Such a noticeable odor was evident when I went out in the afternoon sunshine yesterday to fetch the mail.
I sniffed and sniffed, trying hard to identify that elusive scent, when suddenly it hit me like a ton of stale popcorn.
“Ohhhh, yeah,” I thought to myself, “that's the smell of money. And to think, I almost forgot: The Harry Potter movie opens today.”
Despite being the parent of a wizard-loving child (or, for that matter, despite being a wizard-loving parent myself), I had the luxury yesterday morning of forgetting all about the opening of this much-hyped movie for two very good reasons:
First, I didn't pay attention to any mass media all morning long, and, second, my own 11-year-old had to wait all the way until today to see the movie.
Listen, you buy a half-day's grace whenever and however you can, you know what I'm saying?
Here he comes!
At the moment, it's hard to tell what's more irritating: Fundamentalist Christians gnashing their teeth over the books' “witchcraft,” or kid-directed marketing campaigns for the biblically proportioned flood of Harry-related merchandise now threatening to drown us at retailers everywhere.
If I could ask author J. K. Rowling just one question, it would be this:

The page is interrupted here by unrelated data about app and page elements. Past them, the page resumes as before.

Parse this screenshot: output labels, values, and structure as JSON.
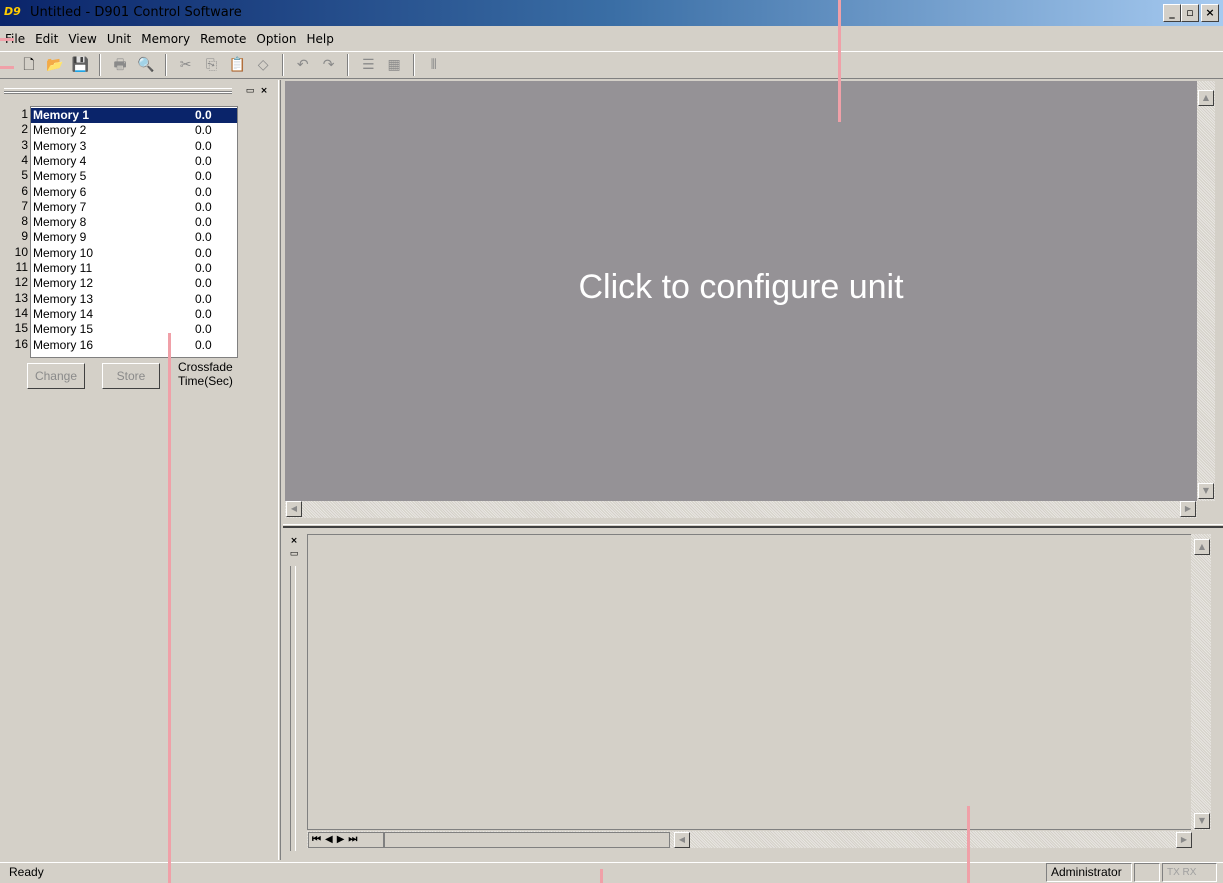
{
  "window": {
    "app_icon_text": "D9",
    "title": "Untitled - D901 Control Software",
    "minimize": "_",
    "maximize": "▫",
    "close": "×"
  },
  "menu": [
    "File",
    "Edit",
    "View",
    "Unit",
    "Memory",
    "Remote",
    "Option",
    "Help"
  ],
  "toolbar": {
    "icons": [
      "new-icon",
      "open-icon",
      "save-icon",
      "print-icon",
      "print-preview-icon",
      "cut-icon",
      "copy-icon",
      "paste-icon",
      "erase-icon",
      "undo-icon",
      "redo-icon",
      "list-icon",
      "grid-icon",
      "columns-icon"
    ]
  },
  "memory_panel": {
    "selected": 1,
    "items": [
      {
        "num": "1",
        "name": "Memory 1",
        "value": "0.0"
      },
      {
        "num": "2",
        "name": "Memory 2",
        "value": "0.0"
      },
      {
        "num": "3",
        "name": "Memory 3",
        "value": "0.0"
      },
      {
        "num": "4",
        "name": "Memory 4",
        "value": "0.0"
      },
      {
        "num": "5",
        "name": "Memory 5",
        "value": "0.0"
      },
      {
        "num": "6",
        "name": "Memory 6",
        "value": "0.0"
      },
      {
        "num": "7",
        "name": "Memory 7",
        "value": "0.0"
      },
      {
        "num": "8",
        "name": "Memory 8",
        "value": "0.0"
      },
      {
        "num": "9",
        "name": "Memory 9",
        "value": "0.0"
      },
      {
        "num": "10",
        "name": "Memory 10",
        "value": "0.0"
      },
      {
        "num": "11",
        "name": "Memory 11",
        "value": "0.0"
      },
      {
        "num": "12",
        "name": "Memory 12",
        "value": "0.0"
      },
      {
        "num": "13",
        "name": "Memory 13",
        "value": "0.0"
      },
      {
        "num": "14",
        "name": "Memory 14",
        "value": "0.0"
      },
      {
        "num": "15",
        "name": "Memory 15",
        "value": "0.0"
      },
      {
        "num": "16",
        "name": "Memory 16",
        "value": "0.0"
      }
    ],
    "change_label": "Change",
    "store_label": "Store",
    "crossfade_line1": "Crossfade",
    "crossfade_line2": "Time(Sec)"
  },
  "config_view": {
    "message": "Click to configure unit",
    "background": "#959296"
  },
  "statusbar": {
    "ready": "Ready",
    "user": "Administrator",
    "txrx": "TX RX"
  }
}
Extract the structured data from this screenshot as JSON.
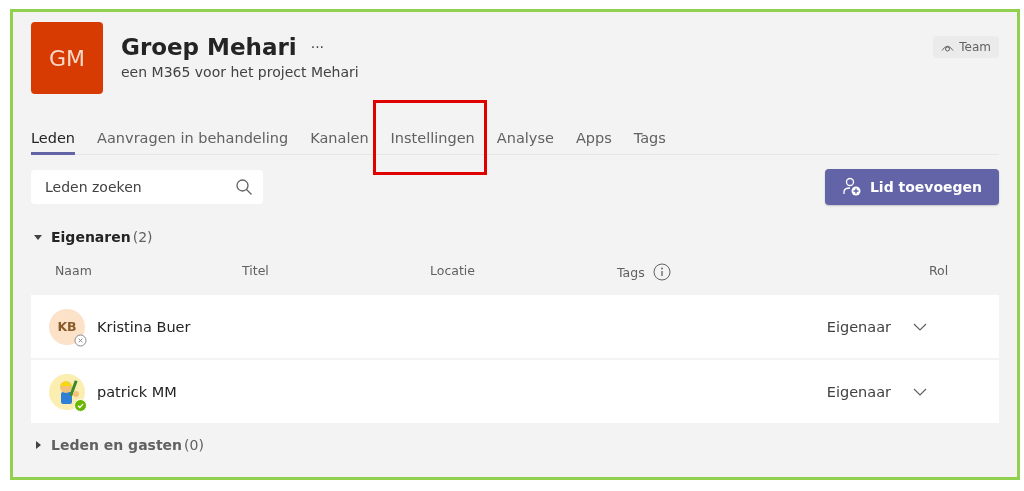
{
  "team": {
    "initials": "GM",
    "name": "Groep Mehari",
    "more": "···",
    "description": "een M365 voor het project Mehari",
    "badge": "Team"
  },
  "tabs": [
    {
      "label": "Leden",
      "selected": true,
      "highlighted": false
    },
    {
      "label": "Aanvragen in behandeling",
      "selected": false,
      "highlighted": false
    },
    {
      "label": "Kanalen",
      "selected": false,
      "highlighted": false
    },
    {
      "label": "Instellingen",
      "selected": false,
      "highlighted": true
    },
    {
      "label": "Analyse",
      "selected": false,
      "highlighted": false
    },
    {
      "label": "Apps",
      "selected": false,
      "highlighted": false
    },
    {
      "label": "Tags",
      "selected": false,
      "highlighted": false
    }
  ],
  "search": {
    "placeholder": "Leden zoeken"
  },
  "add_button": "Lid toevoegen",
  "groups": [
    {
      "title": "Eigenaren",
      "count": "(2)",
      "expanded": true,
      "columns": [
        {
          "label": "Naam",
          "info": false
        },
        {
          "label": "Titel",
          "info": false
        },
        {
          "label": "Locatie",
          "info": false
        },
        {
          "label": "Tags",
          "info": true
        },
        {
          "label": "Rol",
          "info": false
        }
      ],
      "members": [
        {
          "name": "Kristina Buer",
          "avatar": {
            "kind": "initials",
            "initials": "KB"
          },
          "online": false,
          "role": "Eigenaar"
        },
        {
          "name": "patrick MM",
          "online": true,
          "role": "Eigenaar"
        }
      ]
    },
    {
      "title": "Leden en gasten",
      "count": "(0)",
      "expanded": false
    }
  ]
}
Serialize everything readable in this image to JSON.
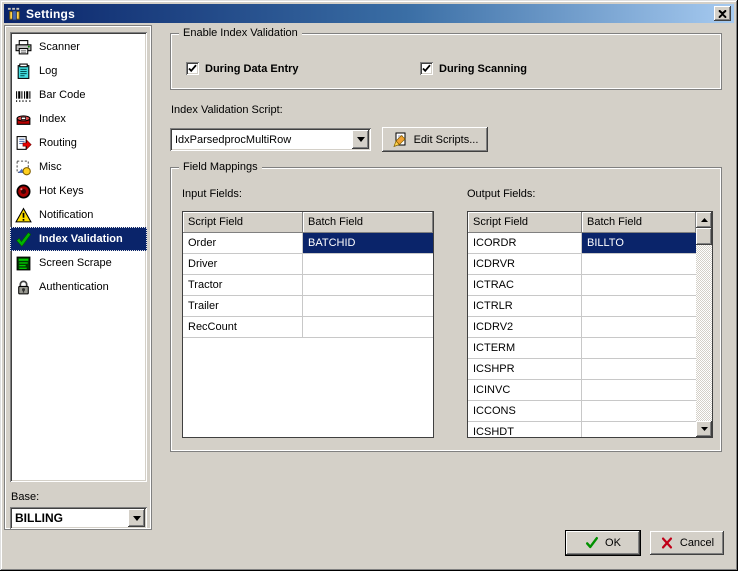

Jeez, lady, just how much money beyond royalties from record-breaking books sales does one former welfare mother need, anyway?
And I ask this having happily contributed several times over to Ms. Rowling's swollen bank account by way of extensive book purchases.
Why not, after all?
Nearly 120 million copies of the Harry Potter novels have been sold so far, which was cause for rejoicing (until this weekend, anyway) on the part of word-loving people everywhere.
The Wall Street Journal recently reported that, among people age 25 and under, reading is now claimed as the favorite pastime by 25 percent of them. But last year, only 10 percent of that same age group cited love of reading so fondly.
Might not at least some of the credit for this bump in reading appreciation be attributed to the ever-growing popularity of Ms. Rowling's series about the orphan who develops his magical powers?
When Harry first hit the bookstore shelves, the pages of newspapers and magazines overflowed with gee-whiz accounts of kids who, having never before been big readers, were suddenly engrossed in books big enough to double as doorstops.
It was as if a literary miracle had taken place, and televisions across the country were (momentarily, at least) blessedly silent.
American children - actually reading!
But how many children will now be able to skip the “bother” of reading these books by going instead to the movies?
Put another way, how many kids will have all their notions of Harry Potter defined not by their own fertile imaginations, but by the decisions of casting directors, set designers, lighting technicians, and special-effects gurus?
I know, I know. Such an impossible, curmudgeonly viewpoint.
But I really can't help it: It pains me to see Harry Potter slip off the page and onto the screen.
Here's hoping that those kids who, through Harry's life, for the first time in their own lives found books to be a portal into their own imaginations don't forget the very deep pleasure of turning pages in anticipation.
Roberta de Boer's column appears Tuesdays, Thursdays,
and Saturdays. Email her at firstname.lastname@example.org or call 1-419-724-6086.